Claptone is an enigma: a self described “cursed, human-bird hybrid” with mastery of a myriad of instruments and synthesizers, creating musical hybrids as bizarre as his self image. Behind his signature, Eyes Wide Shut-esque Bird mask, there is a brooding mind that taps into the depth of the human condition to create a sound that has achieved mainstream appreciation without giving in to the superficial trends that tend to drive the collective consciousness of the masses.
This is a producer that still believes that music is not just about making your booty shake, but about stimulating your soul. Naturally, to reach that goal, he needs to put forth music that goes way beyond “one deeper”; when viewed in the context of modern EDM it seems as though he's operating at subterranean levels.
Of course, when I was presented with the opportunity to pick his brain, I jumped at the opportunity. I wanted to get a feel for the man behind the mask. I hope you all take something from his responses as he addresses the driving force behind his music, the necessity of soul in the studio, and the abuse of EDM’s new favorite buzzword: “deep.”
As you get to know this über talented German producer, I urge you to listen to his Halloween mix so that you can truly absorb his unique -- definitely soulful yet admittedly dark -- presentation of house music.
When were you first exposed to electronic music and when did you start experimenting with creating your own?
Walter Carlos put out a record called "Switched-On Bach," an all Moog and modular synth generated record of Johann Sebastian Bach compositions. This was the first time I heard electronic music and it was 1968! Super early, even before Walter Carlos transitioned to Wendy Carlos. This did not instantly make me want to create electronic music though. I [started] integrat[ing] synthesizers into my setup slowly, [buying] one of the first samplers in the '80s. It got to a level where I went more and more electronic, but I still love my instruments. There are many different voices in my choir.
Throughout that process you developed quite the lush signature sound by combining elements from classic house and deep house while continuing to use your acoustic instruments in your tracks, how did it all come together?
It's the music I want to produce at the moment: it expresses a yearning deep inside of me. The sound aims to be organic and warm -- rich in texture -- yet dirty and emotional, [and more importantly], proud of its mistakes. If you listen closely it gets obvious: I want to be human and I feel music helps me with that.
“Deep House” has become a buzzword amongst mainstream “EDMers” over the past couple years, although it seems as though it's a misnomer more often than not. How do you feel about the way the term has been thrown around recently?
Has the term not been thrown around since people realized that relevant music needs to have soul? Even Kraftwerk, [who try so] hard to become machines, have soul shining through in their best musical moments. For me, as I'm not quite sure what I am -- a bird, a hybrid of some kind or just a cursed human being -- soul is the [driving force] of my sonic travels. Even though many people use and abuse the term, it stays relevant for me. I am on the journey to claim (back) my soul and with it soul might make me human (again).

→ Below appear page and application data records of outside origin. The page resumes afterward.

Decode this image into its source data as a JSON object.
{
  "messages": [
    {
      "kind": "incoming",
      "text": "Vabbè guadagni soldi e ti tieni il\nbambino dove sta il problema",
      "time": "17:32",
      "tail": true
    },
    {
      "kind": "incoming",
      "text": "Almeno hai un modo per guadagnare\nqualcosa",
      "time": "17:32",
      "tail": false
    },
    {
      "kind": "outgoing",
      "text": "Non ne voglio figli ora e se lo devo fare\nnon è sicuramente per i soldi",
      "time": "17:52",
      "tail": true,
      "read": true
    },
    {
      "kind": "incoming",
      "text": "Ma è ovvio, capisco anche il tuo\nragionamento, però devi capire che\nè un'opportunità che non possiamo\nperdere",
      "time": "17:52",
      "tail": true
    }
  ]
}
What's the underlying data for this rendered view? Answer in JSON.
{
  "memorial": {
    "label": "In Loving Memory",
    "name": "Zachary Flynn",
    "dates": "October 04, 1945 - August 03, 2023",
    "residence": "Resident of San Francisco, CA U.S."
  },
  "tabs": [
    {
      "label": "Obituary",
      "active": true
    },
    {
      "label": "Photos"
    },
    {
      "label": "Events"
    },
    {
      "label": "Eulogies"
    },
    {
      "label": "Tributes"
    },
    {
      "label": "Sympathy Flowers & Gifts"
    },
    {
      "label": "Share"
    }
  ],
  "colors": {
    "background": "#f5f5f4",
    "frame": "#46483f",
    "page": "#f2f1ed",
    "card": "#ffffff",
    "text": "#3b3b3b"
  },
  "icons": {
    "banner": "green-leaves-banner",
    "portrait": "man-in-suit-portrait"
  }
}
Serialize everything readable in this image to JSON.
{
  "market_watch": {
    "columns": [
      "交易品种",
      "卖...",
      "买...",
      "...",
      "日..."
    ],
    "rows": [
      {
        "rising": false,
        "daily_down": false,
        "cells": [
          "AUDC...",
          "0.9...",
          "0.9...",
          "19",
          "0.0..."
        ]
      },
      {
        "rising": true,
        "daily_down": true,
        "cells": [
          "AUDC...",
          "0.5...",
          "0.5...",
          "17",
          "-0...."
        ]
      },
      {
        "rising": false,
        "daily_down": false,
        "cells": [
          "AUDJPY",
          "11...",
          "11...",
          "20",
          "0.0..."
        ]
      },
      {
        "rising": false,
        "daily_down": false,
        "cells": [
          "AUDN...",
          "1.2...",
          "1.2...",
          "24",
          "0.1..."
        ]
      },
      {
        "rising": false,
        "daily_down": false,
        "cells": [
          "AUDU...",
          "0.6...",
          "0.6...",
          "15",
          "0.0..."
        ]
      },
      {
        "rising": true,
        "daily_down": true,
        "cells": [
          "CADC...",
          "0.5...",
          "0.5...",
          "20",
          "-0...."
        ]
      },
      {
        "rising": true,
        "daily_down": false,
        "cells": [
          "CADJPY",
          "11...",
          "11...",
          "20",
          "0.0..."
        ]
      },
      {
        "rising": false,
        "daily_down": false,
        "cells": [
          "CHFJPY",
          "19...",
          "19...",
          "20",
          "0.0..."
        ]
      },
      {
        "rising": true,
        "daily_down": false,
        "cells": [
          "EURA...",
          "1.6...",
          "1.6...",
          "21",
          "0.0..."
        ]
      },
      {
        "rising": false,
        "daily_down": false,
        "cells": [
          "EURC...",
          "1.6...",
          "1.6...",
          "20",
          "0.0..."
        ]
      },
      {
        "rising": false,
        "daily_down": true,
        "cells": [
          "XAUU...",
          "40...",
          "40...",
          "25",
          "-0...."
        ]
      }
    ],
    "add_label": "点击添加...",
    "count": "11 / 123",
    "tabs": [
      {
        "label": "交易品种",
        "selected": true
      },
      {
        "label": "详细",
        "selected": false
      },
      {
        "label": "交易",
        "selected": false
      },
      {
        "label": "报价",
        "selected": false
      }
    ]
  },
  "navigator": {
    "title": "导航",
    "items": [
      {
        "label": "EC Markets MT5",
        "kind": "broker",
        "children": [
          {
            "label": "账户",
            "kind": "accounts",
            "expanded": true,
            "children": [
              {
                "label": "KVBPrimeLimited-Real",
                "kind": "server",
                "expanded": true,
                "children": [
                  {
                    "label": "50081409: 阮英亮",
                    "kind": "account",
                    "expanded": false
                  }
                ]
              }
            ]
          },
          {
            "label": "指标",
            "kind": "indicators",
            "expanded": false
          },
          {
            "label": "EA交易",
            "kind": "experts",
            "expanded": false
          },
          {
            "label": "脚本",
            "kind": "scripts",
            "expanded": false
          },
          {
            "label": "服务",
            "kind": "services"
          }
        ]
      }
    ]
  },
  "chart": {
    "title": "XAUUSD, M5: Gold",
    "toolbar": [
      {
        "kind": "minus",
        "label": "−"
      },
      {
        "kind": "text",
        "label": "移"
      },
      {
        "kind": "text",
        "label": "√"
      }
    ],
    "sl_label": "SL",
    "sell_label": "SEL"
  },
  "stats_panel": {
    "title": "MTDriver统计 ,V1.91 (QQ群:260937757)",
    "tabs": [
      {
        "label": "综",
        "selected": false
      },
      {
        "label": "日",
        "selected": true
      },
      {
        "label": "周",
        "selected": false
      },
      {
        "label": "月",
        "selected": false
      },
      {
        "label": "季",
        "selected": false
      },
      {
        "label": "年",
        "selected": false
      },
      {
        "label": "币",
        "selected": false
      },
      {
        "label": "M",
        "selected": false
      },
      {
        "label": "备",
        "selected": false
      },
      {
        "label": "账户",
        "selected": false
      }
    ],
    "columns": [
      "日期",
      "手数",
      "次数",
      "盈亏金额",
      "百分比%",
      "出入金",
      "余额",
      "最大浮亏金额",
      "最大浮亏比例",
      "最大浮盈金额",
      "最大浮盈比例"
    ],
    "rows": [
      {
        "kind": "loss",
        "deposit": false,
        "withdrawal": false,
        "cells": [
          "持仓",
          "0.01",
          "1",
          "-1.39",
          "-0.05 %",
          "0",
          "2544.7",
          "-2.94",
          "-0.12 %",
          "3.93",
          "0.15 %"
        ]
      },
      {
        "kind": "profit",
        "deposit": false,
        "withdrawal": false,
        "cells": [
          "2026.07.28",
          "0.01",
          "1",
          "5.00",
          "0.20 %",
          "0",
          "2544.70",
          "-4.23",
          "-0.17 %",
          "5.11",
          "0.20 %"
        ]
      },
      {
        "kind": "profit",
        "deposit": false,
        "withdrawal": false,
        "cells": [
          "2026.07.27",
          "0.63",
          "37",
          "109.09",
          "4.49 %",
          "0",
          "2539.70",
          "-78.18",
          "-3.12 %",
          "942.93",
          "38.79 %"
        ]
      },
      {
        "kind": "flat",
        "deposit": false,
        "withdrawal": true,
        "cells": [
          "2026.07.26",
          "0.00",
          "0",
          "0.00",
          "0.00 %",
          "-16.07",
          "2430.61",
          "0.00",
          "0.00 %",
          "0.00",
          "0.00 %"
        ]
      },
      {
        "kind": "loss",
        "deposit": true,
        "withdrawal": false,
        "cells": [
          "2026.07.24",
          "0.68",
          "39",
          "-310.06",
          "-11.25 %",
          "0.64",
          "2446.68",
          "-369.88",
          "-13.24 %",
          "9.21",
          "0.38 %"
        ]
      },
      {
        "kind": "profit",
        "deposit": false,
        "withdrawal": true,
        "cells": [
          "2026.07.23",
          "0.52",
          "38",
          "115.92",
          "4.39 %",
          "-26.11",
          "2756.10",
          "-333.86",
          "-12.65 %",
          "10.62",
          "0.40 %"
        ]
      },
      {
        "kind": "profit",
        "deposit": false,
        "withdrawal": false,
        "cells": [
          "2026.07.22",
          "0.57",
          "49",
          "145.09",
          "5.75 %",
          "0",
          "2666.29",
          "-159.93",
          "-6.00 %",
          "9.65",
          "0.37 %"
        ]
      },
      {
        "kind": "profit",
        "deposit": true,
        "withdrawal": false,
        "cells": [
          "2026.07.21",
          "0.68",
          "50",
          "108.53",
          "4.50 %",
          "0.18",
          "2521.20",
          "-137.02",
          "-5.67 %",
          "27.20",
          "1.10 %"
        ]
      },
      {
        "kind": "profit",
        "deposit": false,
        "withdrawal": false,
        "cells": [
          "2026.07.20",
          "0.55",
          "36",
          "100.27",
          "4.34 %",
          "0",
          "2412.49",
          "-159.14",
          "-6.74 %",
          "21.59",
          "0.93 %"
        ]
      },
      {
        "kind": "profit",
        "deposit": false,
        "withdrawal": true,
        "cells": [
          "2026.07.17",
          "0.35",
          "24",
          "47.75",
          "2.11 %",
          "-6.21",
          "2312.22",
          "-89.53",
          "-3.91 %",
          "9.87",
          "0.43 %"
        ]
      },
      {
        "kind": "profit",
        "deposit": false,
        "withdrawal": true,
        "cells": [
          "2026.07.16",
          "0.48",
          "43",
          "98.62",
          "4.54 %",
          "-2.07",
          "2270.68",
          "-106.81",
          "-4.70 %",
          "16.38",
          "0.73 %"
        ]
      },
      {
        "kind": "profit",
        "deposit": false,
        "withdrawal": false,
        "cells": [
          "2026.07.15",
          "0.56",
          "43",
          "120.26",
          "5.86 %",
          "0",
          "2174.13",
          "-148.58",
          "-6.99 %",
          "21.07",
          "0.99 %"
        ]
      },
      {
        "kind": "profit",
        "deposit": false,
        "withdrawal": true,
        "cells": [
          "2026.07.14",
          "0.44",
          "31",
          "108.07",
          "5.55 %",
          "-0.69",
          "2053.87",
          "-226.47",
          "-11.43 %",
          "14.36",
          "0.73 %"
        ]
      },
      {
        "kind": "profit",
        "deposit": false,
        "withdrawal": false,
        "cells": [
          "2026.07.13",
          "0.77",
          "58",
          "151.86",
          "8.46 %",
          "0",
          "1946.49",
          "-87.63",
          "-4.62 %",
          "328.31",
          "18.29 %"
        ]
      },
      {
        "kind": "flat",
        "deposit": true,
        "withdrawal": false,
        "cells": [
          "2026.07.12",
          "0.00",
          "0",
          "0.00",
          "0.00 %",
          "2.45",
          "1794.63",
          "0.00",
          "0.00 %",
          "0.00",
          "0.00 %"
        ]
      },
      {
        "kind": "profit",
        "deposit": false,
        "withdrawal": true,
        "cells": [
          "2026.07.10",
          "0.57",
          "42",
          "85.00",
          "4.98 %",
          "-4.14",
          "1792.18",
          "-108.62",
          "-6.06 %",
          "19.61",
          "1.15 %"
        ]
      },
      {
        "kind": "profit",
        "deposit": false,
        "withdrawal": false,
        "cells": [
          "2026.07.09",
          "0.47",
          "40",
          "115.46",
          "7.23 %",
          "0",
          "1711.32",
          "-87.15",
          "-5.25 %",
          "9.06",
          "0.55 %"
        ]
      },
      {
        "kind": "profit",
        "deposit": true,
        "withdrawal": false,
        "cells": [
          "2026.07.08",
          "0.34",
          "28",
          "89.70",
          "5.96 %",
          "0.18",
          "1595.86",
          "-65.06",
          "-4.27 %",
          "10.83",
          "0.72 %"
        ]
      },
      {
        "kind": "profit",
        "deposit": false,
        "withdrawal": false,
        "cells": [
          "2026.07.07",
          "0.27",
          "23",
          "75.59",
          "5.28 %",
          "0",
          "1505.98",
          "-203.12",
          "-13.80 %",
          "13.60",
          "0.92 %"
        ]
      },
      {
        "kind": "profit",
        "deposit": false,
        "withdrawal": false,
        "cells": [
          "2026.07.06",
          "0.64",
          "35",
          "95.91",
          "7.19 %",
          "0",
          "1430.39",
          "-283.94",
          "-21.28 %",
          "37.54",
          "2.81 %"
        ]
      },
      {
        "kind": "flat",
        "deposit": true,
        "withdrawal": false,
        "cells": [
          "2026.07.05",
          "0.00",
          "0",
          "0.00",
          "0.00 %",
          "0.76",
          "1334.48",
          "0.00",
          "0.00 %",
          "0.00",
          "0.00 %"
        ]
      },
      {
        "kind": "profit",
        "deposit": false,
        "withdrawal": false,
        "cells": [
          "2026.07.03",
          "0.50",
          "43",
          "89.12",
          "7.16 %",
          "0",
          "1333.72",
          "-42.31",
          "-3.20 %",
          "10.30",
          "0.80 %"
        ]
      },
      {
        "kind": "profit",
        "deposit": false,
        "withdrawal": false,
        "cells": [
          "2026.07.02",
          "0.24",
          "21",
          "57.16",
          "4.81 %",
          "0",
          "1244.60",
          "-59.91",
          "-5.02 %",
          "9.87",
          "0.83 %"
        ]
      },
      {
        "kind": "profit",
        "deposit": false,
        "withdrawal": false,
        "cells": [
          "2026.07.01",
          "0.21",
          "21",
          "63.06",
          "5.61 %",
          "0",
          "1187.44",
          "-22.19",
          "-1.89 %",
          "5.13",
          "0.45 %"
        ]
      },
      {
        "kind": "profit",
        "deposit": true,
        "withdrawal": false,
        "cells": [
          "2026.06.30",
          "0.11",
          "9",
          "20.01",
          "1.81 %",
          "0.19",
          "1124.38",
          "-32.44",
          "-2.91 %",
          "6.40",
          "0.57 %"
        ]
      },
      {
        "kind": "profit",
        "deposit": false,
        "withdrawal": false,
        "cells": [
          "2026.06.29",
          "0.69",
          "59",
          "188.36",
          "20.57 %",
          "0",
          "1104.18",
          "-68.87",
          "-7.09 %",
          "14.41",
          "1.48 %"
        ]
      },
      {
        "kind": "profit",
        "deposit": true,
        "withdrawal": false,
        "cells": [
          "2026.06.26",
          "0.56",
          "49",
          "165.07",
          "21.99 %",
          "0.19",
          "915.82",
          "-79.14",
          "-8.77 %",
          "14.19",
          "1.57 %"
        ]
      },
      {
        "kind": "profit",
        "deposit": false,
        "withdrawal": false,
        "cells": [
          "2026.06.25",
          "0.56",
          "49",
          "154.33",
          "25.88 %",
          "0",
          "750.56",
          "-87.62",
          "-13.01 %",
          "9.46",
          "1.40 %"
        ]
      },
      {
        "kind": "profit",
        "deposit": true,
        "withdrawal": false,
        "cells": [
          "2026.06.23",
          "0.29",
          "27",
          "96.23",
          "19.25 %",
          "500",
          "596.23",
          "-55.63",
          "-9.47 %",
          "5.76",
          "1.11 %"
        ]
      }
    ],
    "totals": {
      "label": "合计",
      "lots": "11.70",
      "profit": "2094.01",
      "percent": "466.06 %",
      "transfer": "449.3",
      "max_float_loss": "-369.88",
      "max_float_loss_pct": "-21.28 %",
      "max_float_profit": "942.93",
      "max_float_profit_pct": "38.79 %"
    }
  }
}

Worldwide, Berlin is known for its Techno; What is it like making your mark in such an environment as a deep house producer?
I have never felt fenced in by a dominant techno culture. It's one of many rich traditions that this city has to offer; There's more than Berghain in Berlin, [it] is much more complex than you might think. The city has many vivid music scenes: some more underground and some quite well known; The environment is very inspirational as there is so much culture here. There are many artists in the city, many museums, many exhibitions, many clubs, and concerts. It's still alive.
What do you have planned for the rest of 2015?
I'm going to get everyone to listen to the album I worked on so hard over the past two years. The 'Charmer' album tour continues and takes me from Berlin Watergate to Paris Showcase to New York Verboten and so on through the UK, USA, Canada, Columbia, Chile, Mexico, Brazil, Portugal, Spain, Germany, Italy, France, Switzerland, Australia, Turkey, The Netherlands, Thailand, Indonesia and Singapore. It’s about 50 shows until January alone and will be continued.
We weren't exactly able to get any more clues as to who the mysterious artist is behind the Claptone mask, but he did reveal certain ideas he aims to convey with his music which gives insight into the mind of the producer. Claptone continues to let the music speak for itself and his ability to fuse catchy motifs with driving rhythms has fans captivated the world over. Be sure give his album a solid listen, it really is that good.
Claptone's Upcoming Gigs:
Tue 17 Nov. - Taeubchenthal, Leipzig, Germany
Fri 20 Nov. - Privilege , Buzios, Brazil
Fri 20 Nov. - Odonien , Cologne, Germany
Sat 21 Nov. - Green Valley, Camboriu, Brazil
See the full list of events here.